SUPPLIED INFORMATION »
——

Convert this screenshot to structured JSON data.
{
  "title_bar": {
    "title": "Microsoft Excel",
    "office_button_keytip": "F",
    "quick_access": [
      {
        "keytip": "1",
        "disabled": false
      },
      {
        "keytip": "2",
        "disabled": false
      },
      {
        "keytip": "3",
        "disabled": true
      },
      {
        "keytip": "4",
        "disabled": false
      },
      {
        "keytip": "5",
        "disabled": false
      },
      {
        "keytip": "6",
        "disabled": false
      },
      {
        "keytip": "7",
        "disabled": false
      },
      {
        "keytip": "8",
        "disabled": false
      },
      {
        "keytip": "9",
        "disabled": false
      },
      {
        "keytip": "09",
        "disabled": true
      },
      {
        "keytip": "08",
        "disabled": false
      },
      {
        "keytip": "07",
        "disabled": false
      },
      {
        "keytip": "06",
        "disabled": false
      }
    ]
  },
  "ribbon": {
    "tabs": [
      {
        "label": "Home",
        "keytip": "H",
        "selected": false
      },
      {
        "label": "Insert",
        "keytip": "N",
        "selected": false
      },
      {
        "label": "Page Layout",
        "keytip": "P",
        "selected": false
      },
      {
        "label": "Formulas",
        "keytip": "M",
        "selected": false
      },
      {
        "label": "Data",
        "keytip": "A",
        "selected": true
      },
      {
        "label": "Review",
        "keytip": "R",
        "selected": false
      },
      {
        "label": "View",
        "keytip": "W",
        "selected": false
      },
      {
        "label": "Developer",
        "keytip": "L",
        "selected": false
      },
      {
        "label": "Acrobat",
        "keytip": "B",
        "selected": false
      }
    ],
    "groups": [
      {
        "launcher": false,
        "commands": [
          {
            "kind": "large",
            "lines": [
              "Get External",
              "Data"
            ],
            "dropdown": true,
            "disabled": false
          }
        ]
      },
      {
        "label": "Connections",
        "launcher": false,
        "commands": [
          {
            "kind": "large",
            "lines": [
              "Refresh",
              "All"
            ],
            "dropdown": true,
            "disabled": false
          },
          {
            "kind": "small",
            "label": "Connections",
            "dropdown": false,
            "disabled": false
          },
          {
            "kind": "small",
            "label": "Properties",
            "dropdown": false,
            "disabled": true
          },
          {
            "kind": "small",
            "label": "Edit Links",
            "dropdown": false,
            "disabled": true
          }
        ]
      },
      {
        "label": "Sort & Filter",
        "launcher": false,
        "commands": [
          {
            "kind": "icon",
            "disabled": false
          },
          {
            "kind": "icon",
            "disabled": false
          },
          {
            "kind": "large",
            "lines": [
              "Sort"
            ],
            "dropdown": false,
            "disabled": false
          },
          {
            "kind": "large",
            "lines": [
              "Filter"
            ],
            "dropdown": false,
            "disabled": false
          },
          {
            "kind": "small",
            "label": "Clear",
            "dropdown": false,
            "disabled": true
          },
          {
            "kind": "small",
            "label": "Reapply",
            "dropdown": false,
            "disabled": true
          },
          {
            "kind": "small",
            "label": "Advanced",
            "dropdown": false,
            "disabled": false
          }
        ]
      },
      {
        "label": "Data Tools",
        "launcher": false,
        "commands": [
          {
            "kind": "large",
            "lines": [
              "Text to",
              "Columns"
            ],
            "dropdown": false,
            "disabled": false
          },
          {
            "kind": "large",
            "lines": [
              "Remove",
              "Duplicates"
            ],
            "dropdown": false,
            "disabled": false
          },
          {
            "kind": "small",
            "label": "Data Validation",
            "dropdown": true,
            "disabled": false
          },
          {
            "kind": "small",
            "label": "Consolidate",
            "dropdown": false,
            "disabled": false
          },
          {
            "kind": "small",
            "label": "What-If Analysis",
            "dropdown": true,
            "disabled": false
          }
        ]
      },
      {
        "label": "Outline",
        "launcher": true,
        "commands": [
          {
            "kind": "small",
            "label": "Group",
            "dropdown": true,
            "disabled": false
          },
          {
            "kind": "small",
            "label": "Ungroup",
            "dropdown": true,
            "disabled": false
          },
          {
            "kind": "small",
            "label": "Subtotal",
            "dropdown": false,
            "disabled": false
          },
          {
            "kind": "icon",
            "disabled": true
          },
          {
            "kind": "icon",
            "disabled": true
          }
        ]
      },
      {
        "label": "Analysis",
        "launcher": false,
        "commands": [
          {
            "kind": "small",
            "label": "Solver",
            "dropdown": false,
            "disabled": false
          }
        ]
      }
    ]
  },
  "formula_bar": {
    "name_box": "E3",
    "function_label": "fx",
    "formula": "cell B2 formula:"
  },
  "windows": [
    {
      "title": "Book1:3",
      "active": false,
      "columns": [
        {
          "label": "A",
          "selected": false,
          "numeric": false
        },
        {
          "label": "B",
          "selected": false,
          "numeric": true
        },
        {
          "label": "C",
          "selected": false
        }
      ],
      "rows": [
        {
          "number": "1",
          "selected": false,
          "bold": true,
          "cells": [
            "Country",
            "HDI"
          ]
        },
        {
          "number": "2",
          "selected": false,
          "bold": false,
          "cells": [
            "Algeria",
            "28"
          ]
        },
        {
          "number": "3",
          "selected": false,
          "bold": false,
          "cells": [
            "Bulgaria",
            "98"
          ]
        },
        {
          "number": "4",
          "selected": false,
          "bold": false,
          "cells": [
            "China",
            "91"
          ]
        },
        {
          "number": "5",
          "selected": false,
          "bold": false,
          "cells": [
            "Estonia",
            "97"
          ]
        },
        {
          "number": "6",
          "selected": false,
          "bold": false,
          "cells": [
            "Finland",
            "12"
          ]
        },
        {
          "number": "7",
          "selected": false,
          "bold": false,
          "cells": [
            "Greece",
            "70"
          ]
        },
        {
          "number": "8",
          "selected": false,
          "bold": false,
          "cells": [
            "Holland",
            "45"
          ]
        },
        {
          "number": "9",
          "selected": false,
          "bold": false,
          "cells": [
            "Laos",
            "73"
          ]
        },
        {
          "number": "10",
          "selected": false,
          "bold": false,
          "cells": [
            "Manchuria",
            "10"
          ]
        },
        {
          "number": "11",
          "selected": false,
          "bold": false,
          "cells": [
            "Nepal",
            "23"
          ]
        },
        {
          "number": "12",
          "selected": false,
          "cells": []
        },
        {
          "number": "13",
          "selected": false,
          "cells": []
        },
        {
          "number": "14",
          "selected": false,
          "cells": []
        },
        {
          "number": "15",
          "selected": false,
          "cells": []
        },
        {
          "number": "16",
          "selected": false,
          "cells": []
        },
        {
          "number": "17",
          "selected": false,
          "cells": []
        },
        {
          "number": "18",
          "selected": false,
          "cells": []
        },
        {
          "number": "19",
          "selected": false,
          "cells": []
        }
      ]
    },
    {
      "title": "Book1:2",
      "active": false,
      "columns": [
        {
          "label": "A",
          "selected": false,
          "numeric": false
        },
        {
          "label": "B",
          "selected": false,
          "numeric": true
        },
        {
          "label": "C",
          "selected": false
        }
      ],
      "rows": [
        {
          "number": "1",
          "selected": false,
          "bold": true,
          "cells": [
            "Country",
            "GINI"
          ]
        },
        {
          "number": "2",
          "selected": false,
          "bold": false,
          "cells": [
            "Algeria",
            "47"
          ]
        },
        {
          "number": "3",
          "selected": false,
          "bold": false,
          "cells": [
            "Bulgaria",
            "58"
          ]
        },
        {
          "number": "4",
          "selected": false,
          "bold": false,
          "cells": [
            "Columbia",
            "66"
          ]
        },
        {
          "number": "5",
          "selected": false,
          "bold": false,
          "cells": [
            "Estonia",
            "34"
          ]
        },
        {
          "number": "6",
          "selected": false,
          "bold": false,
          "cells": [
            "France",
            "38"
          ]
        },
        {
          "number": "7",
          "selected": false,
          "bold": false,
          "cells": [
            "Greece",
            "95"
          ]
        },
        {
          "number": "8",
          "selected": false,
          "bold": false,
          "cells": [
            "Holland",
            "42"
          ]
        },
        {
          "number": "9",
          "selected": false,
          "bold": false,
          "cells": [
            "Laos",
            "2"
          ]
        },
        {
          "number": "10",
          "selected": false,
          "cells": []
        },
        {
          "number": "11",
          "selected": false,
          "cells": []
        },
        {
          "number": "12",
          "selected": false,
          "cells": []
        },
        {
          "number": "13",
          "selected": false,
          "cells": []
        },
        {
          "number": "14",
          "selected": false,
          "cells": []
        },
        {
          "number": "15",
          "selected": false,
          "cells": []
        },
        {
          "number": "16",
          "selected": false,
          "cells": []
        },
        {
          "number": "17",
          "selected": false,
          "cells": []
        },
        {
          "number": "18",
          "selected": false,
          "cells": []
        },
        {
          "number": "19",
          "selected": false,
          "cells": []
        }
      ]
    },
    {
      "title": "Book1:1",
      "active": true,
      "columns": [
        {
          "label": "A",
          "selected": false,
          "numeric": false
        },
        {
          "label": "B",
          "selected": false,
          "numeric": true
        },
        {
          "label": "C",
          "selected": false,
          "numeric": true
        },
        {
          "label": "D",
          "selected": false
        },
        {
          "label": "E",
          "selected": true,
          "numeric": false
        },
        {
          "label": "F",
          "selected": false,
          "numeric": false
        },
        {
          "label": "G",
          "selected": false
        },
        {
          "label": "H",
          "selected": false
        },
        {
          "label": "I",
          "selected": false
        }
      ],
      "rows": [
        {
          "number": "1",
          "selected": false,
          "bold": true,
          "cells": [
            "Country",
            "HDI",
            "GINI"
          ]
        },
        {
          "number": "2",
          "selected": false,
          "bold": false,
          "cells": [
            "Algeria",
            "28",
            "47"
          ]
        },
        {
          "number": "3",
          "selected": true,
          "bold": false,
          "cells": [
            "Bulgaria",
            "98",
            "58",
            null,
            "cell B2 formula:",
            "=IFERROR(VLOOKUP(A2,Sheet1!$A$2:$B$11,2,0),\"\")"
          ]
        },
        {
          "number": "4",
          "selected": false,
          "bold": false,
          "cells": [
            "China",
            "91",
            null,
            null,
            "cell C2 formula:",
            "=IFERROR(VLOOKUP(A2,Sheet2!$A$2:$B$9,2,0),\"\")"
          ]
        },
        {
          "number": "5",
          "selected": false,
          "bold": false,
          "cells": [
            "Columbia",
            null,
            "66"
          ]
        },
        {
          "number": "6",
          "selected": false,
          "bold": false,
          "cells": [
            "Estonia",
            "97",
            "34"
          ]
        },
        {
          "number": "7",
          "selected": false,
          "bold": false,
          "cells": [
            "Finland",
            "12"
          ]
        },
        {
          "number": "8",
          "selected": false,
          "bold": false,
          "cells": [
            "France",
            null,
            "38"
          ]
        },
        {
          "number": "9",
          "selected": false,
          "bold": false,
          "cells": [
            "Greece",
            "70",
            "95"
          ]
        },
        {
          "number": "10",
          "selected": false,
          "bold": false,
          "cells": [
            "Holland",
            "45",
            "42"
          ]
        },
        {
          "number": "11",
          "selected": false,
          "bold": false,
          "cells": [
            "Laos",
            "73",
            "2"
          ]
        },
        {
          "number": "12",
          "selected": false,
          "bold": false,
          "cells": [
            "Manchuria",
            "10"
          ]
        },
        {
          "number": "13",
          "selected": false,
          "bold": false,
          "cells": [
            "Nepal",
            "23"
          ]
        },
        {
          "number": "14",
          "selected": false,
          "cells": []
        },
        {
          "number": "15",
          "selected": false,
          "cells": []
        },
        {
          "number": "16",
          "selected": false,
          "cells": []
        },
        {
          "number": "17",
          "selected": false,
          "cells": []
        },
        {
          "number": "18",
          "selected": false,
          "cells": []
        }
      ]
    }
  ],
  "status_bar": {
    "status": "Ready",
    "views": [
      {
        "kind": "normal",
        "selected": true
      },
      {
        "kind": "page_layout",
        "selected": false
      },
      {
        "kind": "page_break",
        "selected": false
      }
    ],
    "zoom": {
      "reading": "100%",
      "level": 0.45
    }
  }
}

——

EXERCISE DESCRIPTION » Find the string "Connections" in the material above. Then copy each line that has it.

EXERCISE RESPONSE »
        "label": "Connections",
            "label": "Connections",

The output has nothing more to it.